• _Records supplied_
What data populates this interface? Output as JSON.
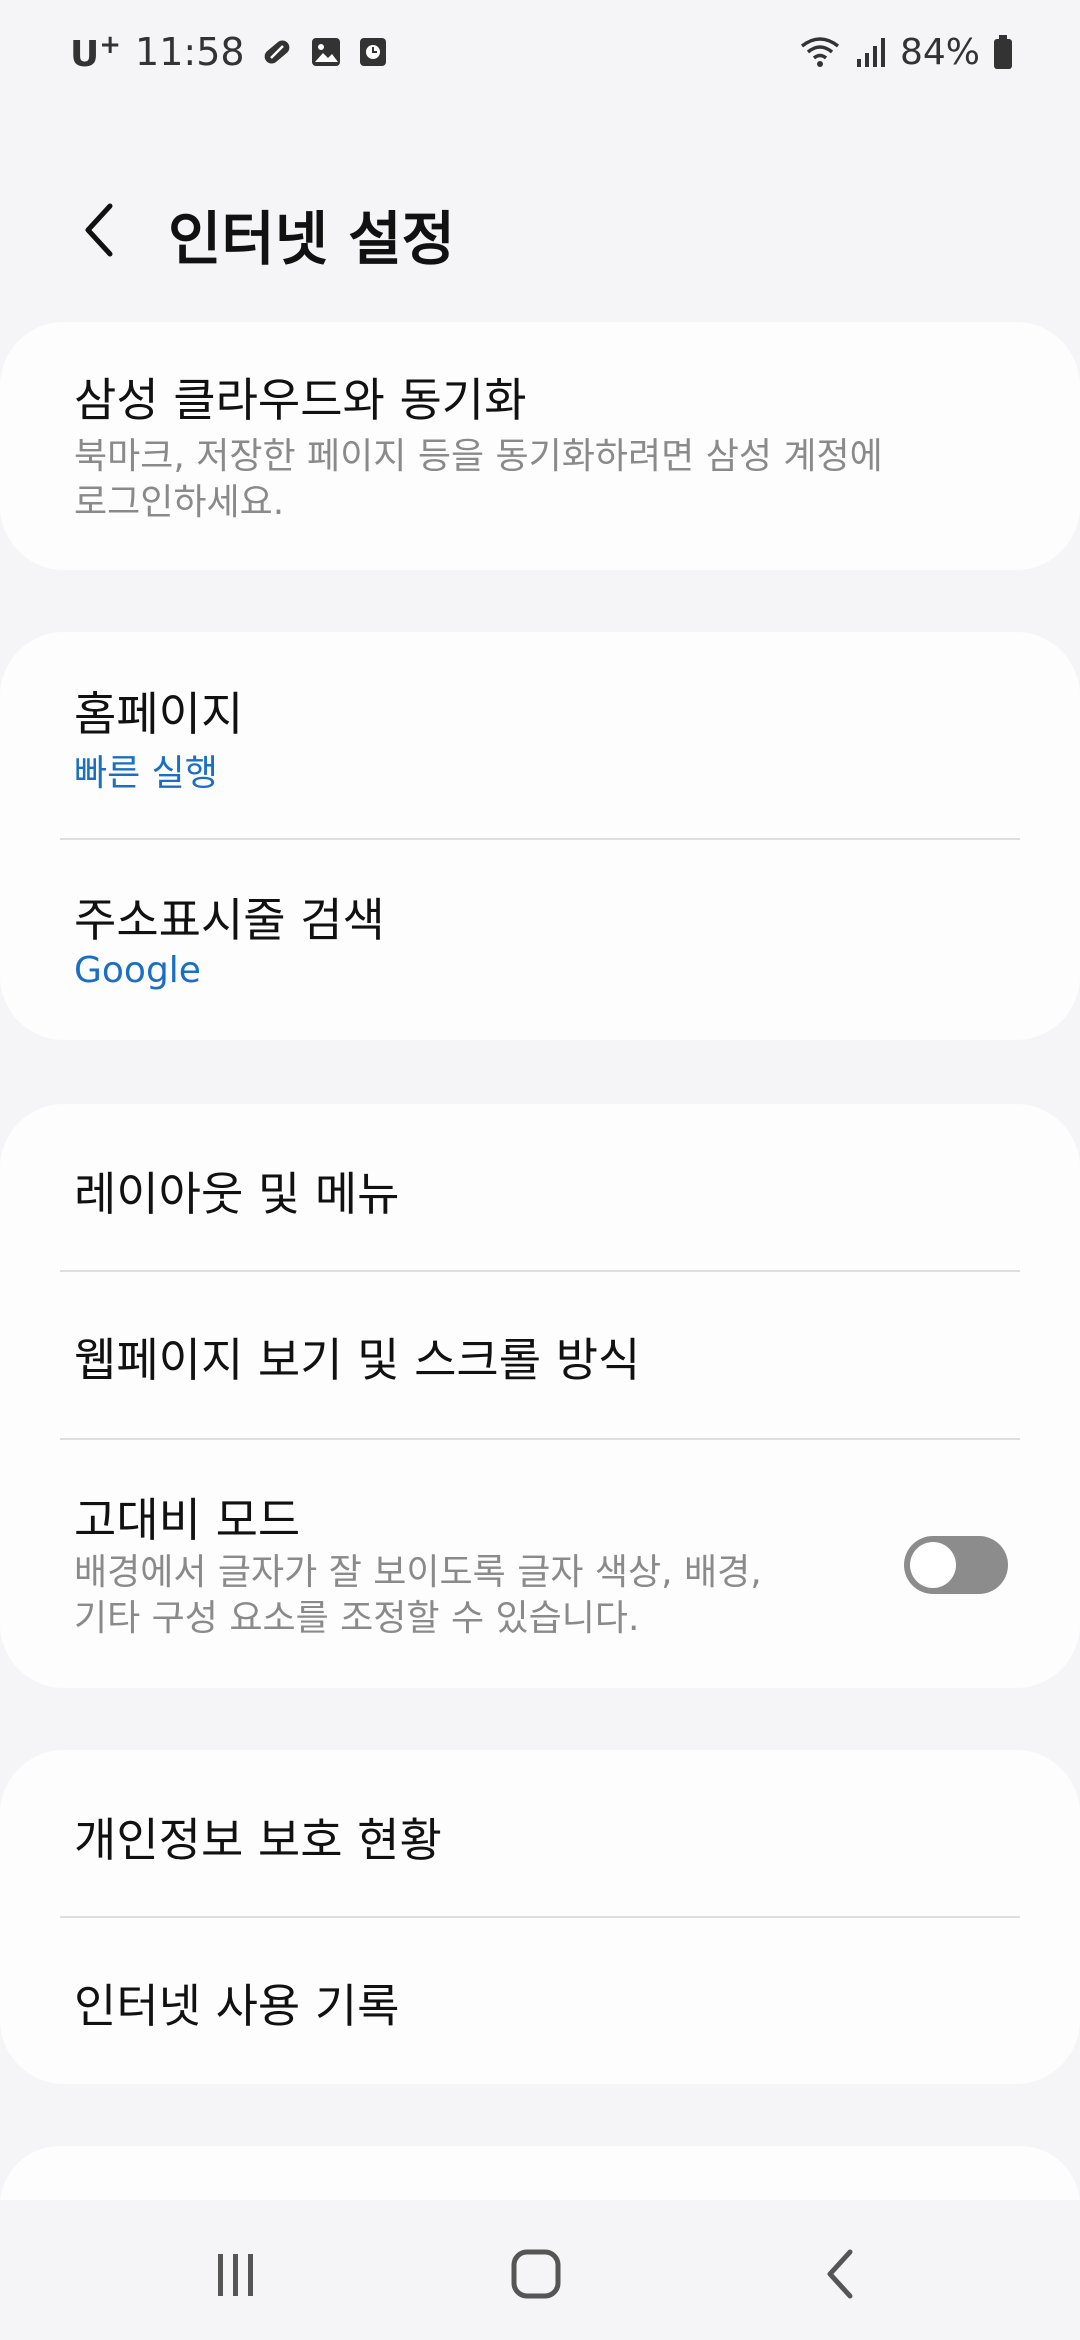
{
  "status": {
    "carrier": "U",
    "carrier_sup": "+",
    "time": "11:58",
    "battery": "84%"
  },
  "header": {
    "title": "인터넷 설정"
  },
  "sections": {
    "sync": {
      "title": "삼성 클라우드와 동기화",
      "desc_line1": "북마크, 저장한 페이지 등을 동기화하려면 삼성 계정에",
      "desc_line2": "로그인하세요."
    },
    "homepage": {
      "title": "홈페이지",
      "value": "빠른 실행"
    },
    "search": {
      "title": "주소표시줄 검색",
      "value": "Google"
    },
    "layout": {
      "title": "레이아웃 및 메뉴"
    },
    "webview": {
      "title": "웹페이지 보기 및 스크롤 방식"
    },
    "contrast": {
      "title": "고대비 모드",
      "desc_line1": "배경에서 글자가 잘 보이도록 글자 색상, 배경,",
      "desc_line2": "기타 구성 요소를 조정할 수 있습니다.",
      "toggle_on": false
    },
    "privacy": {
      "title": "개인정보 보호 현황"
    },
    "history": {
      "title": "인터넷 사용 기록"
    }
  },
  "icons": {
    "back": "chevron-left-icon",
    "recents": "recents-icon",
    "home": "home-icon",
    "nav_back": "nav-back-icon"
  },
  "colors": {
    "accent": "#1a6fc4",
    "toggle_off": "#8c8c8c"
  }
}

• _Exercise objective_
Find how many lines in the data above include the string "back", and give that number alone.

• _Written response_
2